Linux computer seller System76 has announced a new version of its home-grown Ubuntu-based operating system, Pop OS 19.04.
What’s new in Pop OS 19.04 you ask? Well, most of what’s new in Ubuntu 19.04 (GNOME 3.32, Linux Kernel 5.0, etc) to be perfectly blunt! Plus a few custom extras to boot.
The Pop GTK theme now has a “slim mode”. When enabled, this reduces the heigh of header bars, giving more space over to app content. There’s also an optional ‘dark mode’ for “easier viewing at night”.
Folks who regularly futz up their systems will undoubtedly appreciate the new “Refresh Install” option that’s been added to the “recovery partition” (though this is only included on new installs). Using this rescue mode you can reinstall Pop OS without losing any data in your
~/Home directory or any users you’ve added to the system.
Finally, there are a couple of changes to the (Papirus-based) icon set.
Icons used for Home folders have been adjusted to better compliment the new GNOME icon set. And, following Yaru’s lead, third-party apps no longer have their icons replaced by the system icon theme.
Why? Because it’s rude for an OS to replace third-party app logos when those logos are often part of a brand.
It’s different when a user chooses to do this — it’s their system — but not when an OS vendor does it (who often get protective about their own brand and logo).
Why Use Pop OS? You Shouldn’t (IMO)
If you came here hoping to see me land a KO blow for one side of the Pop OS vs Ubuntu debate, you have my apologies. Best make your way to the ticket booth and ask for a refund.
I rarely venture an opinion on my own site, and sometimes when I do, a bunch of you will chime in to tell me I’m wrong. I don’t mind that; it’s a great way to learn.
But in this instance, for me personally, I don’t see any appreciable value in Pop OS. Certainly nothing that would make me recommend it over regular Ubuntu 19.04 (or over something like Ubuntu MATE 19.04 now that it comes with a glut of GPU niceties onboard).
Pop OS has a nice enough GTK theme and icon set (as most distributions do) and a couple of interesting desktop tools (like a USB flashing tool).
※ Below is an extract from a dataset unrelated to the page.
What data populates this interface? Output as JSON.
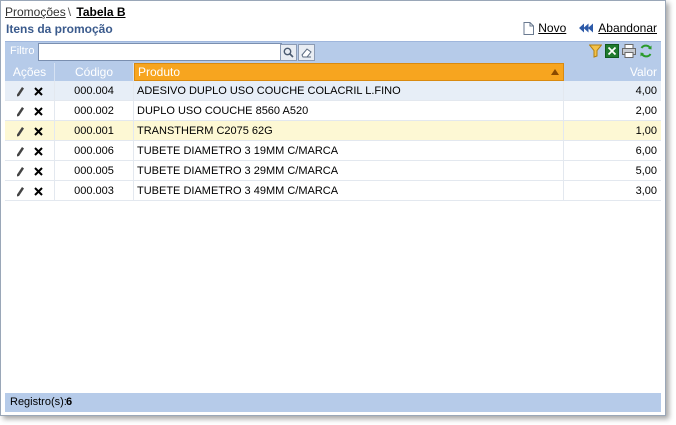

But it also comes cosseted in reams cool marketing speak about “creators”, “automation”, “makers” and other fluff.
Now, maybe if you own one of their rebranded Clevo laptops there’s some substance to the buzzwords. But for, reading it as an outsider, telling me I can use the command line to install Tensorflow is… Like, you know you can do that in Ubuntu, right?!
Indeed, that’s the rub with most of the features touted on the Pop OS website: they are common to virtually every modern Linux distro out there!
Don’t get me wrong: highlighting those capabilities is a great bit of marketing. Ubuntu should do it too. But, as a Linux user, I find it a bit “And?”.
So, erm why not just ship Ubuntu, folks? 😆
Still, opinions opposite to mine are readily available elsewhere online (and given that this little distro is managing to find a vocal following, said opinions are not difficult to find either).
Oh, and isn’t it actually spelt Pop!_OS?
Yes, but I’m not five years old. 😘
Download Pop OS 19.04
If you run the previous version of Pop OS (based on Ubuntu 18.10) you can upgrade to Pop OS 19.04 using the built-in system update (a quick way to get it to show is to run the
do-release-upgrade -c command).
Flash them to a USB or write them to a disc, and install them like an regular Linux distro (because Pop OS is just a regular Linux distro too).